Juxtaposing moving personal anecdotes of struggling children in her home community with scientific fact, Wathuti brought forth the voices of generations before her with awe-inspiring passion. Speaking in such a compelling manner, Wathuti became a face for the unknown billions — predominantly in the Global South — suffering from human-induced climate change, largely caused by geographically distant developed countries. Within the framework of conflict remembrance, Wathuti paused her speech with a call for a moment of silence, to reflect on the plights of those not privileged enough to have their voices heard on the international stage.

Join me in holding a moment of compassionate silence for the billions of people who are not here with us today, whose stories are not being heard, and whose suffering is not being felt.

Wathuti’s well-measured, yet fierce composure in the face of adverse climactic impacts she has contributed little to, was an exemplary representation of where future climate dialogue needs to go. We need the voices of the women, children and youth of the Global South, not just the Global North, and we must listen to their experiences if we are to truly combat the mammoth challenges presented by anthropogenic climate change.

Please, open your hearts. If you allow yourself to feel it, the heartbreak and the injustice is hard to bear.

Just as the COP26 conference has highlighted, we must listen to the women. More often than not, especially in developing economies, the women are the primary caretakers of the land and understand the beautiful symbiotic relationship between us and the living ecosystem around us. We ought to value female perspectives equally, if not more than we currently do male.

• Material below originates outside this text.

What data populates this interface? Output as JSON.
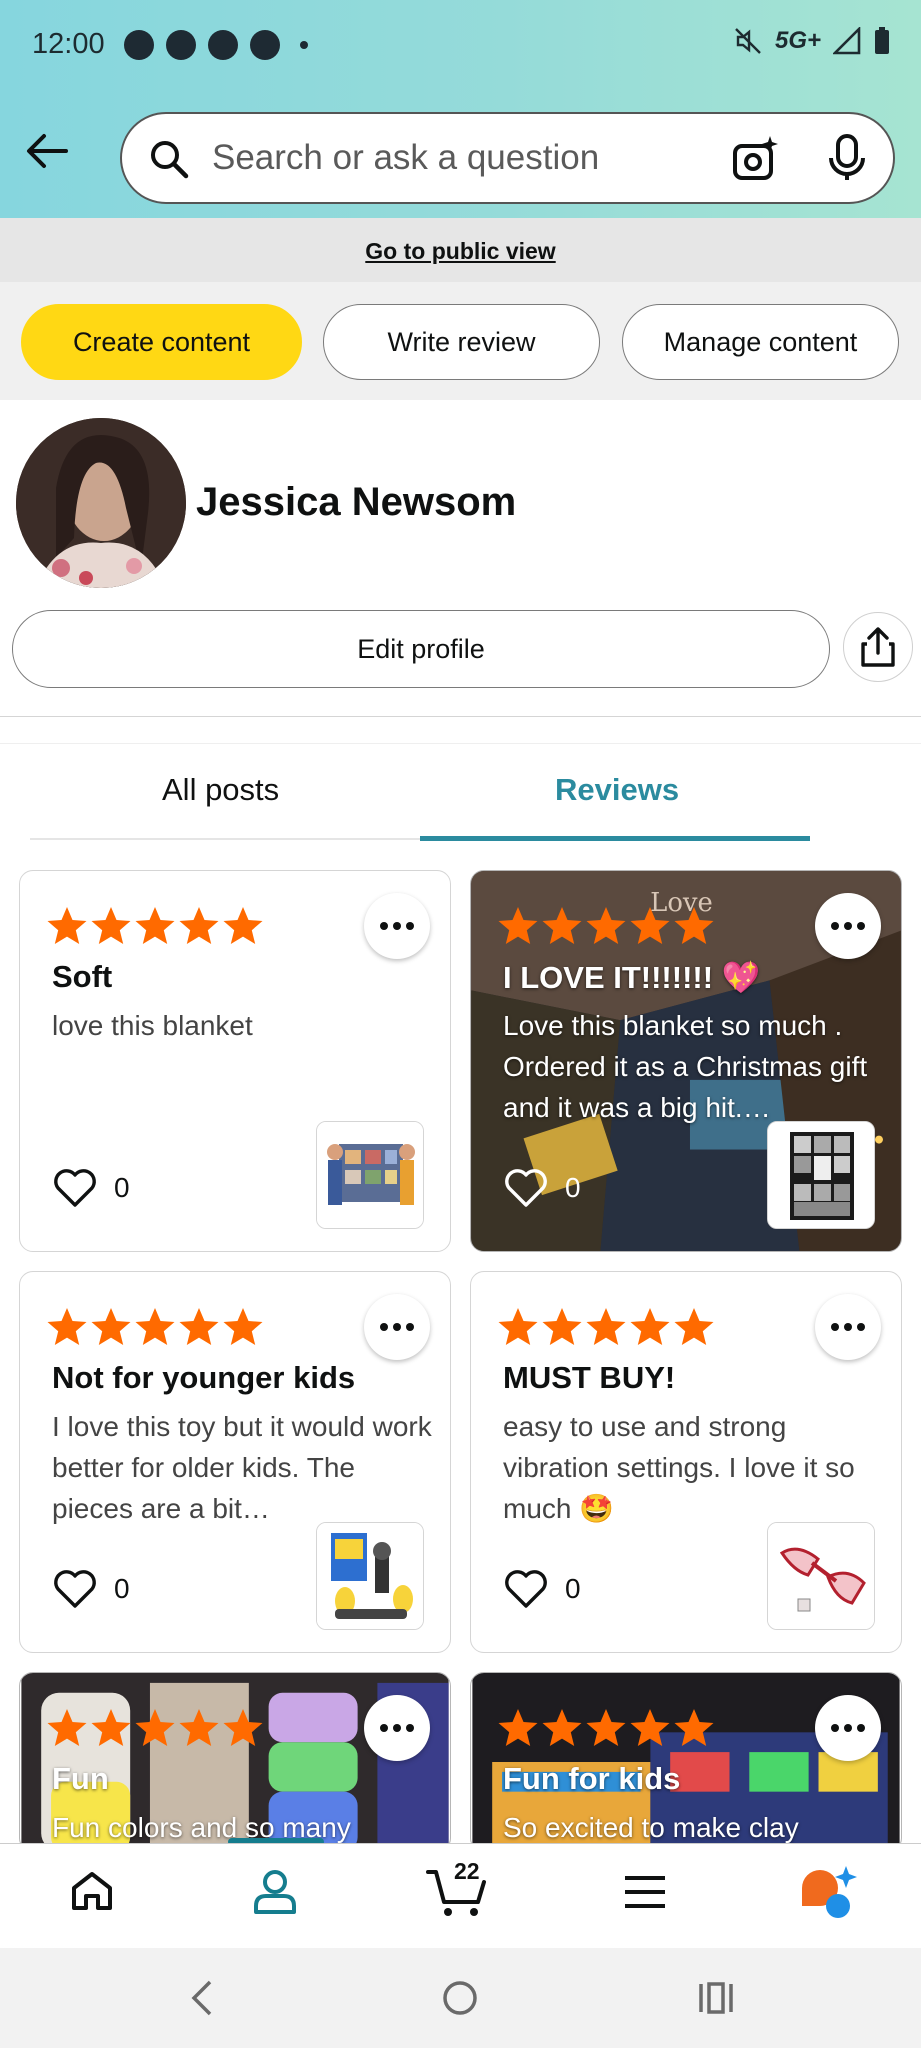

I recently read Sand Talk: how Indigenous thinking can save the world, by Tyson Yunkaporta, and perhaps one of the most significant moments of the entire work was towards the end, where Yunkaporta created a link between the demise of matriarchal societies and the transition towards increasingly unsustainable lifestyles. Within the framework of the current uneven global wealth distribution, Yunkaporta highlights the recurrent historical downfalls of societies that have attempted to suppress the true strength of women. Indeed, it is this uneven landscape that we must continue to redress via figures such as Wathuti, if we are to truly have a positive impact on our planet.

Wathuti, and the powerful female activists like her, have an additional important role to play in reminding us of our raw strength as women. While colonising societies have sought to pacify women, and thus rendered themselves unsustainable, Yunkaporta presents the continued acknowledgement of feminine strength in Indigenous cultures through the knowledge of female and male spirits within the same entity, as a critical aspect of their inherent sustainability. Perhaps if men learnt to embrace their feminine side, and allowed women to harness their raw, masculine energies, we would be in a stronger position to help heal our planet.

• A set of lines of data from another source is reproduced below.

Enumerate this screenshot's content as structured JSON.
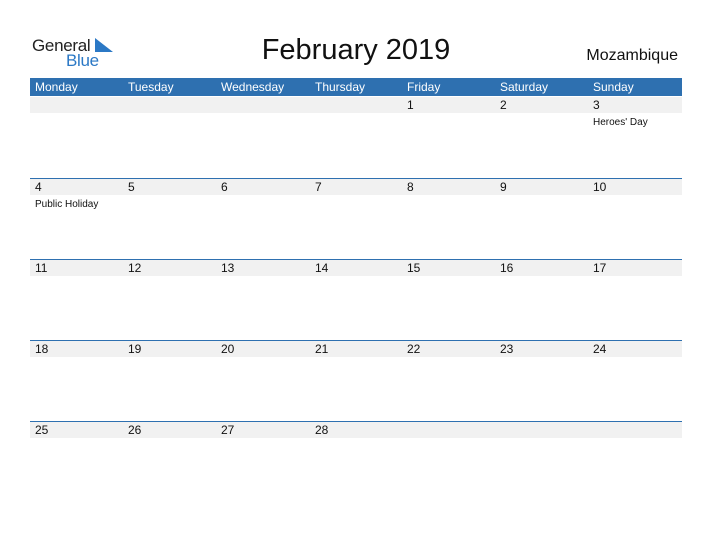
{
  "logo": {
    "line1": "General",
    "line2": "Blue",
    "accent_color": "#2b78c5"
  },
  "title": "February 2019",
  "country": "Mozambique",
  "header_color": "#2e70b0",
  "weekdays": [
    "Monday",
    "Tuesday",
    "Wednesday",
    "Thursday",
    "Friday",
    "Saturday",
    "Sunday"
  ],
  "weeks": [
    [
      {
        "day": ""
      },
      {
        "day": ""
      },
      {
        "day": ""
      },
      {
        "day": ""
      },
      {
        "day": "1"
      },
      {
        "day": "2"
      },
      {
        "day": "3",
        "holiday": "Heroes' Day"
      }
    ],
    [
      {
        "day": "4",
        "holiday": "Public Holiday"
      },
      {
        "day": "5"
      },
      {
        "day": "6"
      },
      {
        "day": "7"
      },
      {
        "day": "8"
      },
      {
        "day": "9"
      },
      {
        "day": "10"
      }
    ],
    [
      {
        "day": "11"
      },
      {
        "day": "12"
      },
      {
        "day": "13"
      },
      {
        "day": "14"
      },
      {
        "day": "15"
      },
      {
        "day": "16"
      },
      {
        "day": "17"
      }
    ],
    [
      {
        "day": "18"
      },
      {
        "day": "19"
      },
      {
        "day": "20"
      },
      {
        "day": "21"
      },
      {
        "day": "22"
      },
      {
        "day": "23"
      },
      {
        "day": "24"
      }
    ],
    [
      {
        "day": "25"
      },
      {
        "day": "26"
      },
      {
        "day": "27"
      },
      {
        "day": "28"
      },
      {
        "day": ""
      },
      {
        "day": ""
      },
      {
        "day": ""
      }
    ]
  ]
}
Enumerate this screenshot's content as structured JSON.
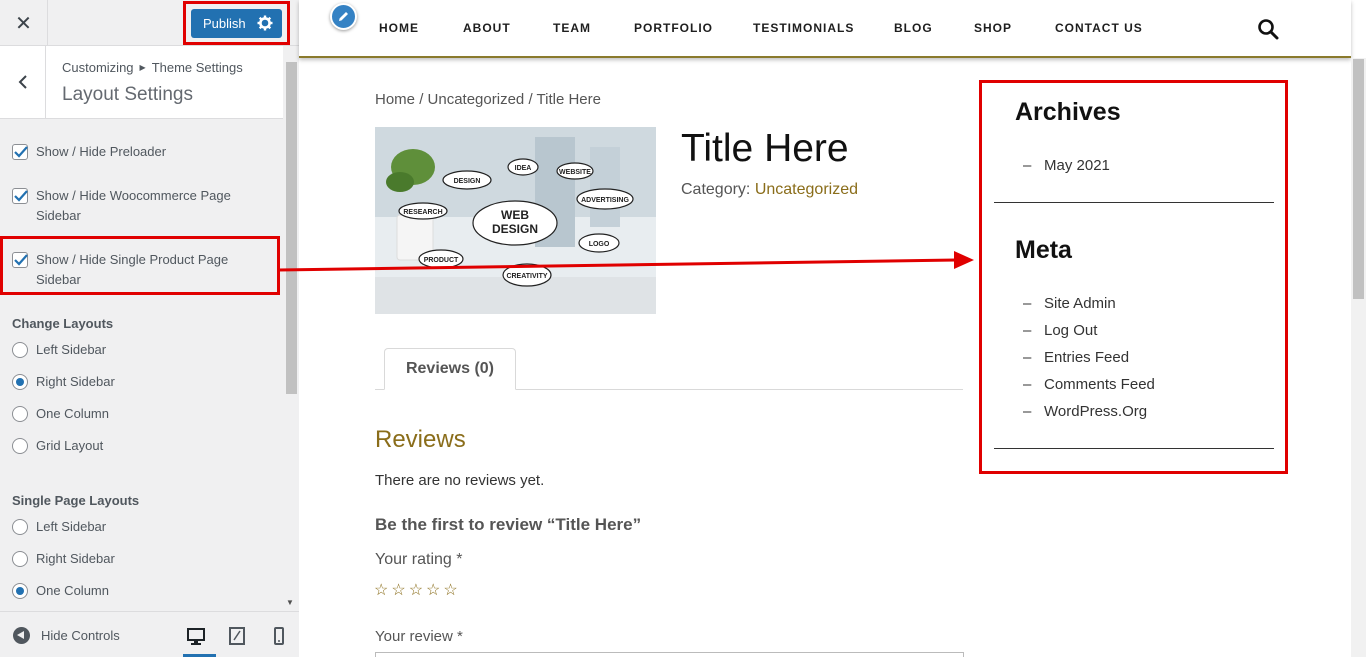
{
  "customizer": {
    "close_icon": "close-icon",
    "publish_label": "Publish",
    "breadcrumb_root": "Customizing",
    "breadcrumb_section": "Theme Settings",
    "panel_title": "Layout Settings",
    "checkboxes": [
      {
        "label_line1": "Show / Hide Preloader",
        "label_line2": "",
        "checked": true
      },
      {
        "label_line1": "Show / Hide Woocommerce Page",
        "label_line2": "Sidebar",
        "checked": true
      },
      {
        "label_line1": "Show / Hide Single Product Page",
        "label_line2": "Sidebar",
        "checked": true
      }
    ],
    "change_layouts": {
      "title": "Change Layouts",
      "options": [
        "Left Sidebar",
        "Right Sidebar",
        "One Column",
        "Grid Layout"
      ],
      "selected": "Right Sidebar"
    },
    "single_page_layouts": {
      "title": "Single Page Layouts",
      "options": [
        "Left Sidebar",
        "Right Sidebar",
        "One Column"
      ],
      "selected": "One Column"
    },
    "footer": {
      "hide_controls_label": "Hide Controls",
      "devices": [
        "desktop-icon",
        "tablet-icon",
        "mobile-icon"
      ],
      "active_device": "desktop"
    }
  },
  "preview": {
    "nav": [
      "HOME",
      "ABOUT",
      "TEAM",
      "PORTFOLIO",
      "TESTIMONIALS",
      "BLOG",
      "SHOP",
      "CONTACT US"
    ],
    "breadcrumb": {
      "home": "Home",
      "sep": "/",
      "category": "Uncategorized",
      "current": "Title Here"
    },
    "product": {
      "title": "Title Here",
      "category_label": "Category:",
      "category_value": "Uncategorized",
      "image_words": [
        "DESIGN",
        "IDEA",
        "WEBSITE",
        "RESEARCH",
        "WEB",
        "DESIGN",
        "ADVERTISING",
        "LOGO",
        "PRODUCT",
        "CREATIVITY"
      ]
    },
    "tab_label": "Reviews (0)",
    "reviews_heading": "Reviews",
    "no_reviews": "There are no reviews yet.",
    "be_first": "Be the first to review “Title Here”",
    "rating_label": "Your rating *",
    "stars": [
      "☆",
      "☆",
      "☆",
      "☆",
      "☆"
    ],
    "review_label": "Your review *",
    "sidebar": {
      "archives_title": "Archives",
      "archives": [
        "May 2021"
      ],
      "meta_title": "Meta",
      "meta": [
        "Site Admin",
        "Log Out",
        "Entries Feed",
        "Comments Feed",
        "WordPress.Org"
      ]
    }
  },
  "colors": {
    "accent": "#2271b1",
    "highlight": "#e00000",
    "link": "#8a6d1a"
  }
}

Thus, although COP26 was dominated by the quintessential stale, pale and male stereotype, there was also much to be gained in the boundaries. Figures such as Wathuti would likely not have been granted access to the podium in the Green Zone, let alone the Blue Zone, even 5 years ago. We have come so far in a short period of time, and yet we have so much further to go.


I am woman, hear me roar.

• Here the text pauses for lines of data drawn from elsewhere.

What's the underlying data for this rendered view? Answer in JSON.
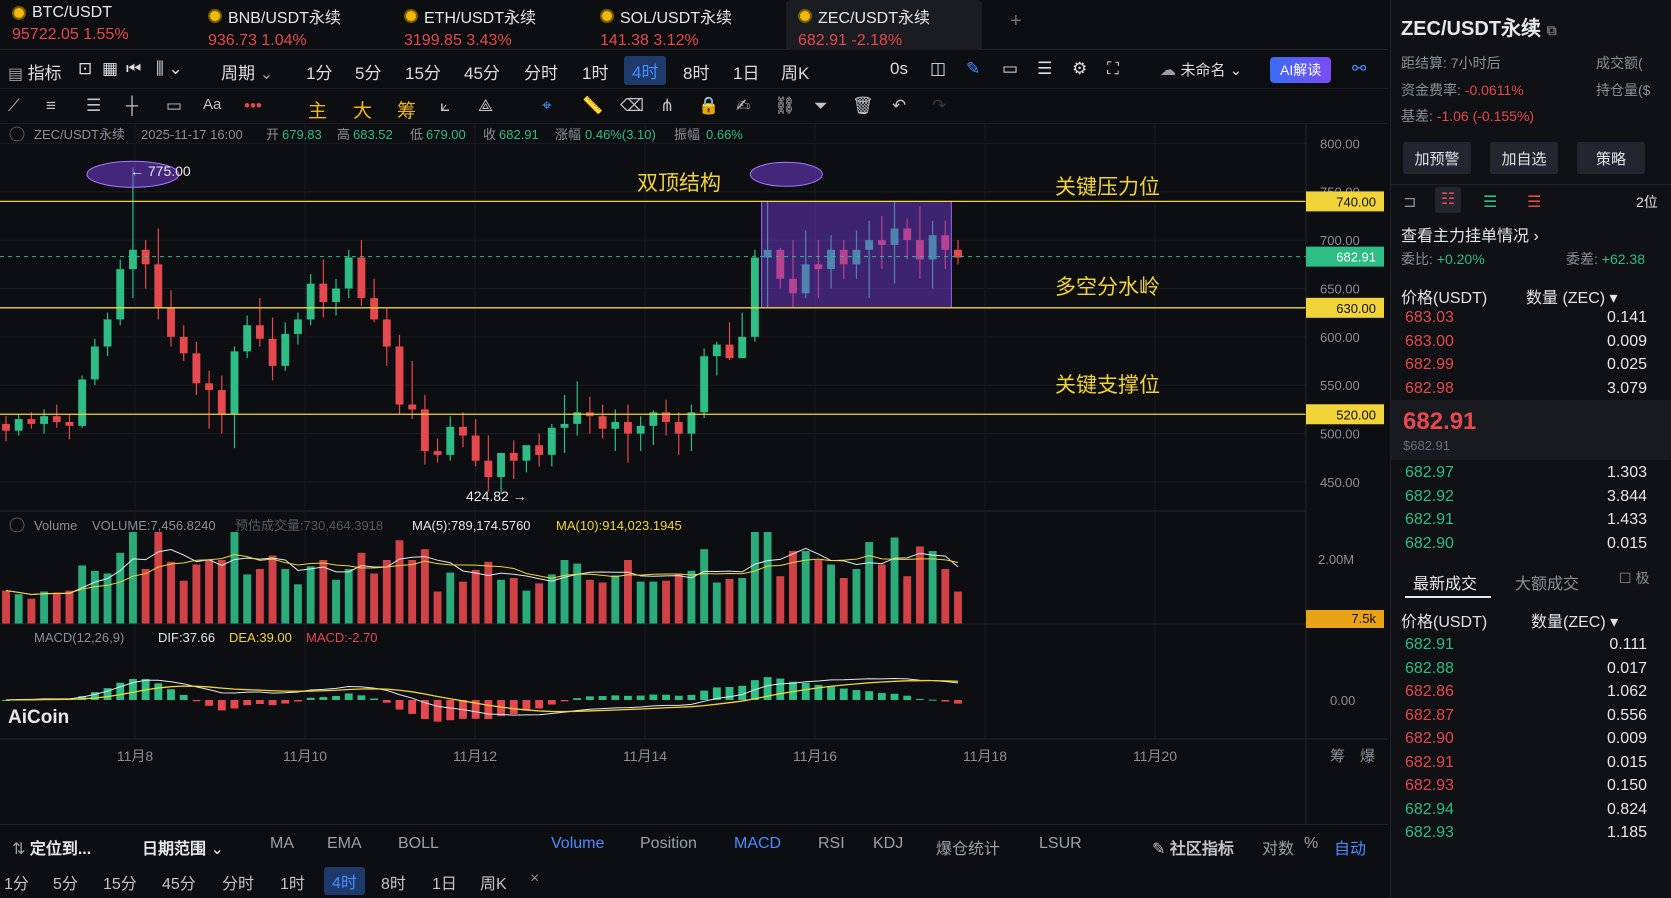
{
  "tabs": [
    {
      "symbol": "BTC/USDT",
      "price": "95722.05",
      "change": "1.55%"
    },
    {
      "symbol": "BNB/USDT永续",
      "price": "936.73",
      "change": "1.04%"
    },
    {
      "symbol": "ETH/USDT永续",
      "price": "3199.85",
      "change": "3.43%"
    },
    {
      "symbol": "SOL/USDT永续",
      "price": "141.38",
      "change": "3.12%"
    },
    {
      "symbol": "ZEC/USDT永续",
      "price": "682.91",
      "change": "-2.18%"
    }
  ],
  "toolbar": {
    "indicators": "指标",
    "period": "周期",
    "intervals": [
      "1分",
      "5分",
      "15分",
      "45分",
      "分时",
      "1时",
      "4时",
      "8时",
      "1日",
      "周K"
    ],
    "active_interval": "4时",
    "timer": "0s",
    "unnamed": "未命名",
    "ai": "AI解读"
  },
  "drawtools": {
    "main": "主",
    "big": "大",
    "chip": "筹"
  },
  "info": {
    "symbol": "ZEC/USDT永续",
    "datetime": "2025-11-17 16:00",
    "open_l": "开",
    "open": "679.83",
    "high_l": "高",
    "high": "683.52",
    "low_l": "低",
    "low": "679.00",
    "close_l": "收",
    "close": "682.91",
    "chg_l": "涨幅",
    "chg": "0.46%(3.10)",
    "amp_l": "振幅",
    "amp": "0.66%"
  },
  "volume_info": {
    "label": "Volume",
    "vol": "VOLUME:7,456.8240",
    "est": "预估成交量:730,464.3918",
    "ma5": "MA(5):789,174.5760",
    "ma10": "MA(10):914,023.1945"
  },
  "macd_info": {
    "label": "MACD(12,26,9)",
    "dif": "DIF:37.66",
    "dea": "DEA:39.00",
    "macd": "MACD:-2.70"
  },
  "annotations": {
    "double_top": "双顶结构",
    "resistance": "关键压力位",
    "watershed": "多空分水岭",
    "support": "关键支撑位",
    "high_mark": "← 775.00",
    "low_mark": "424.82 →"
  },
  "levels": {
    "r": "740.00",
    "cur": "682.91",
    "w": "630.00",
    "s": "520.00",
    "vol_tag": "7.5k"
  },
  "axis": {
    "price_ticks": [
      "800.00",
      "750.00",
      "700.00",
      "650.00",
      "600.00",
      "550.00",
      "500.00",
      "450.00"
    ],
    "vol_tick": "2.00M",
    "macd_tick": "0.00",
    "dates": [
      "11月8",
      "11月10",
      "11月12",
      "11月14",
      "11月16",
      "11月18",
      "11月20"
    ],
    "chip": "筹",
    "burst": "爆"
  },
  "logo": "AiCoin",
  "bottom": {
    "locate": "定位到...",
    "range": "日期范围",
    "inds": [
      "MA",
      "EMA",
      "BOLL",
      "Volume",
      "Position",
      "MACD",
      "RSI",
      "KDJ",
      "爆仓统计",
      "LSUR"
    ],
    "community": "社区指标",
    "log": "对数",
    "pct": "%",
    "auto": "自动"
  },
  "bottom_intervals": [
    "1分",
    "5分",
    "15分",
    "45分",
    "分时",
    "1时",
    "4时",
    "8时",
    "1日",
    "周K"
  ],
  "right": {
    "title": "ZEC/USDT永续",
    "settle_l": "距结算:",
    "settle": "7小时后",
    "turnover_l": "成交额(",
    "fund_l": "资金费率:",
    "fund": "-0.0611%",
    "oi_l": "持仓量($",
    "basis_l": "基差:",
    "basis": "-1.06 (-0.155%)",
    "btn1": "加预警",
    "btn2": "加自选",
    "btn3": "策略",
    "depth_lv": "2位",
    "main_orders": "查看主力挂单情况 ›",
    "ratio_l": "委比:",
    "ratio": "+0.20%",
    "diff_l": "委差:",
    "diff": "+62.38",
    "col_price": "价格(USDT)",
    "col_qty": "数量 (ZEC) ▾",
    "asks": [
      [
        "683.03",
        "0.141"
      ],
      [
        "683.00",
        "0.009"
      ],
      [
        "682.99",
        "0.025"
      ],
      [
        "682.98",
        "3.079"
      ]
    ],
    "last": "682.91",
    "last_usd": "$682.91",
    "bids": [
      [
        "682.97",
        "1.303"
      ],
      [
        "682.92",
        "3.844"
      ],
      [
        "682.91",
        "1.433"
      ],
      [
        "682.90",
        "0.015"
      ]
    ],
    "trades_tab1": "最新成交",
    "trades_tab2": "大额成交",
    "trades_tab3": "极",
    "col_price2": "价格(USDT)",
    "col_qty2": "数量(ZEC) ▾",
    "trades": [
      [
        "682.91",
        "0.111",
        "g"
      ],
      [
        "682.88",
        "0.017",
        "g"
      ],
      [
        "682.86",
        "1.062",
        "r"
      ],
      [
        "682.87",
        "0.556",
        "r"
      ],
      [
        "682.90",
        "0.009",
        "r"
      ],
      [
        "682.91",
        "0.015",
        "r"
      ],
      [
        "682.93",
        "0.150",
        "r"
      ],
      [
        "682.94",
        "0.824",
        "g"
      ],
      [
        "682.93",
        "1.185",
        "g"
      ]
    ]
  },
  "chart_data": {
    "type": "candlestick",
    "ohlc": [
      [
        510,
        518,
        492,
        503
      ],
      [
        503,
        520,
        498,
        515
      ],
      [
        515,
        522,
        505,
        510
      ],
      [
        510,
        525,
        500,
        518
      ],
      [
        518,
        530,
        506,
        512
      ],
      [
        512,
        520,
        494,
        508
      ],
      [
        508,
        560,
        506,
        556
      ],
      [
        556,
        598,
        550,
        590
      ],
      [
        590,
        625,
        580,
        618
      ],
      [
        618,
        680,
        612,
        670
      ],
      [
        670,
        775,
        640,
        690
      ],
      [
        690,
        700,
        650,
        675
      ],
      [
        675,
        712,
        618,
        630
      ],
      [
        630,
        648,
        590,
        600
      ],
      [
        600,
        612,
        575,
        583
      ],
      [
        583,
        595,
        540,
        552
      ],
      [
        552,
        565,
        505,
        545
      ],
      [
        545,
        560,
        500,
        520
      ],
      [
        520,
        590,
        485,
        585
      ],
      [
        585,
        622,
        578,
        612
      ],
      [
        612,
        640,
        590,
        598
      ],
      [
        598,
        620,
        555,
        570
      ],
      [
        570,
        615,
        565,
        603
      ],
      [
        603,
        625,
        592,
        618
      ],
      [
        618,
        665,
        612,
        655
      ],
      [
        655,
        680,
        620,
        636
      ],
      [
        636,
        660,
        622,
        650
      ],
      [
        650,
        690,
        640,
        682
      ],
      [
        682,
        700,
        632,
        640
      ],
      [
        640,
        660,
        615,
        618
      ],
      [
        618,
        630,
        570,
        590
      ],
      [
        590,
        602,
        520,
        530
      ],
      [
        530,
        575,
        515,
        525
      ],
      [
        525,
        540,
        468,
        482
      ],
      [
        482,
        495,
        470,
        478
      ],
      [
        478,
        518,
        472,
        507
      ],
      [
        507,
        522,
        486,
        498
      ],
      [
        498,
        515,
        466,
        472
      ],
      [
        472,
        498,
        440,
        455
      ],
      [
        455,
        476,
        438,
        480
      ],
      [
        480,
        493,
        453,
        472
      ],
      [
        472,
        486,
        460,
        488
      ],
      [
        488,
        500,
        466,
        478
      ],
      [
        478,
        510,
        466,
        506
      ],
      [
        506,
        540,
        480,
        510
      ],
      [
        510,
        554,
        498,
        522
      ],
      [
        522,
        538,
        500,
        518
      ],
      [
        518,
        530,
        495,
        505
      ],
      [
        505,
        525,
        482,
        512
      ],
      [
        512,
        530,
        470,
        500
      ],
      [
        500,
        518,
        482,
        508
      ],
      [
        508,
        524,
        488,
        522
      ],
      [
        522,
        535,
        498,
        512
      ],
      [
        512,
        522,
        478,
        500
      ],
      [
        500,
        530,
        482,
        522
      ],
      [
        522,
        588,
        516,
        580
      ],
      [
        580,
        595,
        560,
        592
      ],
      [
        592,
        615,
        576,
        578
      ],
      [
        578,
        625,
        585,
        600
      ],
      [
        600,
        690,
        595,
        682
      ],
      [
        682,
        740,
        630,
        690
      ],
      [
        690,
        692,
        650,
        660
      ],
      [
        660,
        700,
        630,
        645
      ],
      [
        645,
        710,
        640,
        675
      ],
      [
        675,
        700,
        640,
        670
      ],
      [
        670,
        705,
        650,
        690
      ],
      [
        690,
        700,
        660,
        675
      ],
      [
        675,
        710,
        660,
        690
      ],
      [
        690,
        720,
        640,
        700
      ],
      [
        700,
        725,
        670,
        695
      ],
      [
        695,
        740,
        655,
        712
      ],
      [
        712,
        722,
        680,
        700
      ],
      [
        700,
        735,
        660,
        680
      ],
      [
        680,
        720,
        650,
        705
      ],
      [
        705,
        720,
        670,
        690
      ],
      [
        690,
        700,
        675,
        682
      ]
    ],
    "price_axis": {
      "min": 420,
      "max": 820
    },
    "levels": [
      740,
      630,
      520
    ],
    "current": 682.91,
    "high": 775.0,
    "low": 424.82
  }
}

One of my favourite movies of the year has been Cruella. Emma Stone highlights the primal power of woman in her adaptation of this infamous Disney “villain”, and yet she is not a villain but rather and anti-hero. Cruella demonstrates what happens when men try to squash the pure ambition and innate strength of women, and those in charge should take note: she embodies the female leader.


The future is female, and no, I am not suggesting a reversion back to matriarchal societies, but rather arguing for compassionate understanding. As Wathuti repeated throughout her speech, “please, open your hearts”. The male leaders of the world need to listen, and empathise with the plight of women. We must take our knowledge and leadership beyond the local, and there must be a global shift towards recognising the true capacities of female knowledge. That is my key takeaway from the COP26 Climate Conference.

Melbourne Robb & Lulu Team, wearing women's organic cotton essentials.